You can play favorites with and pay one or more of your creditors right after your Chapter 7 is filed because doing so doesn’t directly affect your other creditors. However, in a Chapter 13 case your payment plan is designed so that you are paying all you can afford in monthly payments over time to the trustee to distribute to the creditors. In fairness to all the creditors, the law does not allow you to favor one creditor over the other ones just because you have some personal reason to do so. So you can only favor a creditor after the Chapter 13 case is completed, again usually three to five years after filing.
How Important Is It to Pay Your Special Creditor(s)
Usually there are more important factors in choosing to file either a Chapter 7 or Chapter 13 case than this matter of paying a creditor or two after filing bankruptcy. So it’s not likely that you would base this important choice mostly on this.
In making a good decision between the Chapters, you need to balance a number of tangible and intangible factors, including your motivations about favoring the creditor(s). That’s why it’s crucial to talk very candidly with your attorney about your special debt(s) and why you are so committed to paying getting it/them paid.
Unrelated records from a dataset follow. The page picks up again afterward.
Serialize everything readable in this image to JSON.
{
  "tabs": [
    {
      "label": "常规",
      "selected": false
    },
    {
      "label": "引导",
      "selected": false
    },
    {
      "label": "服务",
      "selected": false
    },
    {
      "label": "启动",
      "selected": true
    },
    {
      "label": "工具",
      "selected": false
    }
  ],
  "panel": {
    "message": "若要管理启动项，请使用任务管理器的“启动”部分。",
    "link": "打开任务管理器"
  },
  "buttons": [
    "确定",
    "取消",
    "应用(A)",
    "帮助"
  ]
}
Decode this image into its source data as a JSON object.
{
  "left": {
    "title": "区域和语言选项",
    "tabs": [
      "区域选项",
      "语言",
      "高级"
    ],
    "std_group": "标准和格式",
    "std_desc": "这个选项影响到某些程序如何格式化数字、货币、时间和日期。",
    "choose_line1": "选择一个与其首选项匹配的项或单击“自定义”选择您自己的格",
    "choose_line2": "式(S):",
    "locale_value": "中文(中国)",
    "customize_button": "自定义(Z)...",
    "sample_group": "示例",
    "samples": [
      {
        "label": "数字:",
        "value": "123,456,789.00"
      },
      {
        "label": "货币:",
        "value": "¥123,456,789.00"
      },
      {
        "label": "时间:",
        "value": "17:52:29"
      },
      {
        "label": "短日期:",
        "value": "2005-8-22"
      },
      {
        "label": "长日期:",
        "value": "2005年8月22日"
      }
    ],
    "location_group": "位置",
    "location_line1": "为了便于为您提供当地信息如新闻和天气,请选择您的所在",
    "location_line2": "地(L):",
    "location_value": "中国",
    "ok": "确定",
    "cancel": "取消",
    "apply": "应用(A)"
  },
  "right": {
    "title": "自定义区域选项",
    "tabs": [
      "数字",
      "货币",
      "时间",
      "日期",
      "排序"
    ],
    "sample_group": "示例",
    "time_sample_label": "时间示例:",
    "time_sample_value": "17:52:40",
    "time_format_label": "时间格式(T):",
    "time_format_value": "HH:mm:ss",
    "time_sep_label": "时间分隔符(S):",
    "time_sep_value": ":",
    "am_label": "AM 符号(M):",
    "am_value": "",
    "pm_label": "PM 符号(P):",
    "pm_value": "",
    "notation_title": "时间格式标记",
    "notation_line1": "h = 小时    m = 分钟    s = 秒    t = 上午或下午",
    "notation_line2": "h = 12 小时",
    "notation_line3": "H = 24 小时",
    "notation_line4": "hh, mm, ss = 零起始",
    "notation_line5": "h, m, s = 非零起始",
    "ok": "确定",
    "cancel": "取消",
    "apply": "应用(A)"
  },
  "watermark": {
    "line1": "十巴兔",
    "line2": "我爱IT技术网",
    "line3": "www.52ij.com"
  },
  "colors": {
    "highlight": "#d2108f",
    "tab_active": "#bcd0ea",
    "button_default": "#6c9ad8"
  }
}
Your attorney’s job is to inform you about the legal means to reach your goals, including that of paying this special creditor. He or she will only be able to do that for you if clearly explain that you want to pay off this creditor (or two) and why.